Hong Kong Gay Games 2023
Get more with myNEWS
A personalised news feed of stories that matter to you
Learn more
Nearly 50 per cent of respondents said homophobia in the city’s sports teams was ‘very common’. Photo: Getty Images

Hong Kong’s LGBT community struggles for acceptance in sports and fitness industries, Chinese University survey shows

  • The survey found 30 per cent of respondents had been bullied during PE classes, while 29 per cent actively avoided sport during their time at school
  • ‘Everyone should have the right to sports participation, health and well-being, including LGBTQ people,’ professor Suen Yiu-tung says

Less than a year before Hong Kong co-hosts the Gay Games, a new survey has revealed the extent to which members of the LGBTQ community in the city say they have struggled to be accepted by the sports and fitness industries.

Conducted by Chinese University’s sexualities research programme, researchers said it was the most comprehensive study ever of Hong Kong’s sexual minorities.

Among the findings, nearly 50 per cent of those asked said homophobia in the city’s sports teams and associations was “common or very common”, while 25 per cent experienced bullying because of their sexuality.

The survey also found that 30 per cent of the 884 respondents said they had been bullied during PE classes, while nearly 29 per cent actively avoided sport during their time at school.

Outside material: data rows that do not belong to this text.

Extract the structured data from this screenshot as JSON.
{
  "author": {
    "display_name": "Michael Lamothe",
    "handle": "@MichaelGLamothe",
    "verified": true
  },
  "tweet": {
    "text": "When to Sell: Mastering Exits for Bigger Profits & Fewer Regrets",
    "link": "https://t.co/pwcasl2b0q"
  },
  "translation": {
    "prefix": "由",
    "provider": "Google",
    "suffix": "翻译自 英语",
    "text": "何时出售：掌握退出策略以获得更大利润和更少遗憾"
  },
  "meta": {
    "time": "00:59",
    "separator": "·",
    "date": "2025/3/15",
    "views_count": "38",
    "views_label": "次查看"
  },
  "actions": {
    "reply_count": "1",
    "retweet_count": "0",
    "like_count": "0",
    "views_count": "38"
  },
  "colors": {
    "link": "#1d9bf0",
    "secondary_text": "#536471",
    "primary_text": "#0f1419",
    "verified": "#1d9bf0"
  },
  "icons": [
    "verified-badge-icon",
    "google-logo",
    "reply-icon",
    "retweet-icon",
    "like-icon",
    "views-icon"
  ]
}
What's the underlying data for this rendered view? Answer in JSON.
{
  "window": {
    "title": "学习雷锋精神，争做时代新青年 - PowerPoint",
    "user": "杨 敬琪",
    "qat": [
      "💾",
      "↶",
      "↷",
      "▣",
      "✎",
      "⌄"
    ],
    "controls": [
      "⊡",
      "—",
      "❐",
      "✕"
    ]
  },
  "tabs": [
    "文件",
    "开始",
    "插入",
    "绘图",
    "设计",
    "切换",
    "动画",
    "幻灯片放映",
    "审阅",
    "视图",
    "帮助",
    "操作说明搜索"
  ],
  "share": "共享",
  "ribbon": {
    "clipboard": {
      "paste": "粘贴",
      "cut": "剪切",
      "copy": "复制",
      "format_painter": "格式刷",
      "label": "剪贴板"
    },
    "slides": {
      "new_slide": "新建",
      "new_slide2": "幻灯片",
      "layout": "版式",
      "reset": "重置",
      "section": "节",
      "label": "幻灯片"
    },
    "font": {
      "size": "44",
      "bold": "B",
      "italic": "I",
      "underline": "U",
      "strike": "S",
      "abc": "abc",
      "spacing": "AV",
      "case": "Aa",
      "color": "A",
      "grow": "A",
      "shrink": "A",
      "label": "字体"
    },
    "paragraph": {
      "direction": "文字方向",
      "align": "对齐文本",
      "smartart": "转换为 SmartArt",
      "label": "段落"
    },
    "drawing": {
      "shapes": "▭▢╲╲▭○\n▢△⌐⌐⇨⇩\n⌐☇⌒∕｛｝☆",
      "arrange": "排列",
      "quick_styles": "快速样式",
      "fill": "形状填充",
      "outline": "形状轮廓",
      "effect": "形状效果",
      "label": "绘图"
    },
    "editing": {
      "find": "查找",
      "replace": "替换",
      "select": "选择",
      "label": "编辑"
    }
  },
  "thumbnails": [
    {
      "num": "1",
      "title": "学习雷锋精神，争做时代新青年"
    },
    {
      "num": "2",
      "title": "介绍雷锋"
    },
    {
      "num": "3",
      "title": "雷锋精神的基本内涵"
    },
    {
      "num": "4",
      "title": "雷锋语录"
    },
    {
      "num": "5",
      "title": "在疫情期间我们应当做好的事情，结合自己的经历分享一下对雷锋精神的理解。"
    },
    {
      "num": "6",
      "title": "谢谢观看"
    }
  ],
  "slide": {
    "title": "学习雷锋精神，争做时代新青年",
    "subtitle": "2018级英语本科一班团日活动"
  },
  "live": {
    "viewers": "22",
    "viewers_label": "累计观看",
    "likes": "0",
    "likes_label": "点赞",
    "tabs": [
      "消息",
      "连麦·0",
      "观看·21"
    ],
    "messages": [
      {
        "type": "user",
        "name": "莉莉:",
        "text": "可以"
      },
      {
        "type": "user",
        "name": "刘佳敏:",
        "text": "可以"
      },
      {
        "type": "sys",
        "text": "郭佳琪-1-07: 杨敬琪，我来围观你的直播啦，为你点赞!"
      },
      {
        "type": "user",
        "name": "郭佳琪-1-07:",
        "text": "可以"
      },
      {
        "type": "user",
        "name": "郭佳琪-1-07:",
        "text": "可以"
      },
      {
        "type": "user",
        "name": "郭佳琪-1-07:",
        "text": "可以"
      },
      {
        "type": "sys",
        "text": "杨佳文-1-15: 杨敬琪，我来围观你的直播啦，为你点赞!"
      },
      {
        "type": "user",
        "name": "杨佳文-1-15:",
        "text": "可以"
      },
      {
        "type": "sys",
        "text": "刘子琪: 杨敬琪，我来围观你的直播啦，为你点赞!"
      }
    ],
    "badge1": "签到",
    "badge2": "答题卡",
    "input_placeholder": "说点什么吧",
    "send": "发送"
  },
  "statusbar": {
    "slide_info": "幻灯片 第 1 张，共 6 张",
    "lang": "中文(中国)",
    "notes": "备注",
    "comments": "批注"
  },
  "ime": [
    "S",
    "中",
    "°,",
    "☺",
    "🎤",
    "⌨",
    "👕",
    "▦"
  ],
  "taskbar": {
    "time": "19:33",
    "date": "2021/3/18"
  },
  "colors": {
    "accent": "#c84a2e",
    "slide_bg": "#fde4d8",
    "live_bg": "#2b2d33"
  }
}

Hong Kong won the bid to hold the 2022 Gay Games after applying in 2017. Photo: Gay Games Hong Kong

Professor Suen Yiu-tung, the programme’s founding director at CUHK, said the study was the first to provide “empirical evidence” to support the claims by LGBTQ members they “often feel unsafe or are actively excluded in sports settings”.

“There has been much debate in Hong Kong about the city hosting the Gay Games in 2023, the first time the event will be held in Asia,” Suen said.

“Over the past two decades, academic studies, and studies by sports agencies and government health departments, around the world have documented that homophobia, biphobia and transphobia remain rampant in sports settings for LGBTQ adolescents in school, as well as for LGBTQ adults in both leisure and competitive settings.”


With little more than a handful of professional sportsmen and women globally openly acknowledging if they are gay, the survey found that of 377 respondents who had played team sports, 57 per cent had not come out to anyone in their lives.

Of that number, 11.7 per cent had revealed their sexuality to one or two people, 15.4 per cent to several people, and just 15.9 per cent were completely open about their sexual orientation.

“Homophobia, biphobia and transphobia in sports settings have harmful consequences,” Suen said. “They adversely affect LGBTQ people’s participation and performance in sports. They make it difficult for LGBTQ athletes to come out to their coach and team members.

“They do not only hinder authentic relationships from being built, but also drastically affect LGBTQ people’s performance as they have to divert their attention from performing at their absolute best to hiding who they are and questioning themselves. Homophobia, biphobia and transphobia make some LGBTQ people give up sports altogether.”


According to the survey, which was conducted between May and July last year, a number of those questioned tended to shy away from the sports and fitness industries in the city entirely.

In school, 12.6 per cent sometimes or always “avoided school athletics or sports related facilities”, while as adults 10.4 per cent avoided sports or fitness settings “because of fear of bullying”.


“Everyone should have the right to sports participation, health and well-being, including LGBTQ people,” Suen added.